From Cooper Lake State Park:
Cooper, TX— Plumes of smoke lift into the sky on a clear hot sunny day in August over Cooper Lake State Park but all is well! The park conducted two prescribed fires to help manage and maintain a more natural ecosystem. Both park units (South Sulphur and Doctors Creek) were burned. Fire historically has been a key part of a natural Texas. Our prairies and woodlands need fire to stay healthy for the myriad of native plants and animals found in the park. Plus, fire reduces fuel loads which in time could build to dangerous levels.
Texas State Parks have a professional Fire Team that travels across the state burning habitat in most of our 90 plus locations. The Fire Team has a wide variety of trucks and UTVs fitted for wildland fires. Most of the time the Fire Team conducts prescribed burns but is ready at a moment’s notice to also fight wildfires to protect our state parks.
The park is open and ready for your recreational activities. You may notice burned-over areas near trails and roadways, but the black will soon turn back to green with a little rain and the natural processes will begin anew. You might even see a little smoke lofting from stumps or logs within the burned area but that’s ok. This smoldering will stop with a good rain or after a few days.
Park entrance fees are $5 for adults; kids 12 and under are always free. Senior Texans 65 or older will only pay $3 to enter the park daily with a Bluebonnet Pass. Unlimited park entrances for you and everyone in your vehicle can be accomplished with the purchase of a Texas State Park Annual Pass for $70, which is good for over 12 months. Buy your pass and let your Texas adventure begin!

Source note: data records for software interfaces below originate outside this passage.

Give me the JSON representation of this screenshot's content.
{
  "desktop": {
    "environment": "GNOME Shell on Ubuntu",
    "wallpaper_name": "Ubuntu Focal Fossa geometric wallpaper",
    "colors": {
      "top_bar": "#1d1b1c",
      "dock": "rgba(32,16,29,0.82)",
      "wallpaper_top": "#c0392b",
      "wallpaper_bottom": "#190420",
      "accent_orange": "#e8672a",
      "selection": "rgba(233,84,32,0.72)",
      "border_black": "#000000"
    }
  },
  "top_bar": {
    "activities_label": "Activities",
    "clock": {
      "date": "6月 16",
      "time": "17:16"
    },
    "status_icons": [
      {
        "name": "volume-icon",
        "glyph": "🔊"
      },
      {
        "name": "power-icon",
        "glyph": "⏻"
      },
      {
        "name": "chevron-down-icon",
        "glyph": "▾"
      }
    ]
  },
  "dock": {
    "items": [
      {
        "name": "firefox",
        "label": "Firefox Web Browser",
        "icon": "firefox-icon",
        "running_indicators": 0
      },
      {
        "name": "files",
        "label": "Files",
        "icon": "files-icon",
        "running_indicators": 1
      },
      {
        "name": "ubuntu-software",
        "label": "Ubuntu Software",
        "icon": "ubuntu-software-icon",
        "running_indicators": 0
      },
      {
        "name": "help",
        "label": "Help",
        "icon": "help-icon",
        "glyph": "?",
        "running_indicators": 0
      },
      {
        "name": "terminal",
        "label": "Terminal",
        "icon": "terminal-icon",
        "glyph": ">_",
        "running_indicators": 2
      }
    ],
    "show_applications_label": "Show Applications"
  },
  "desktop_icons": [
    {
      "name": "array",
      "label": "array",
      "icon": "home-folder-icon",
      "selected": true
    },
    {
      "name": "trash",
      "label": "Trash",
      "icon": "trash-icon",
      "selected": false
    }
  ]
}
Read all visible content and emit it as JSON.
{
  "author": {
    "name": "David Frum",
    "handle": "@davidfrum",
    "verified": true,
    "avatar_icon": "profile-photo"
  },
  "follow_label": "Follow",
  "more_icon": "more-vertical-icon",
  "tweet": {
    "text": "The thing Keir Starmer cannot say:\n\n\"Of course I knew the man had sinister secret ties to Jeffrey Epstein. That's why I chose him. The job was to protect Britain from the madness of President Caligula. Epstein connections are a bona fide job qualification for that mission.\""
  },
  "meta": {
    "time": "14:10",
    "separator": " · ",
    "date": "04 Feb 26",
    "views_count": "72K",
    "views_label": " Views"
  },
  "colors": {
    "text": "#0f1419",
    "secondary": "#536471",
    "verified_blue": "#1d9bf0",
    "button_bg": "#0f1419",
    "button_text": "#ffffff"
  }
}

For more information, please visit and like our Facebook pages or give us a call (Cooper Lake State Park – South Sulphur (903)-945-5256 and Cooper Lake State Park – Doctor’s Creek (903) 395-3100)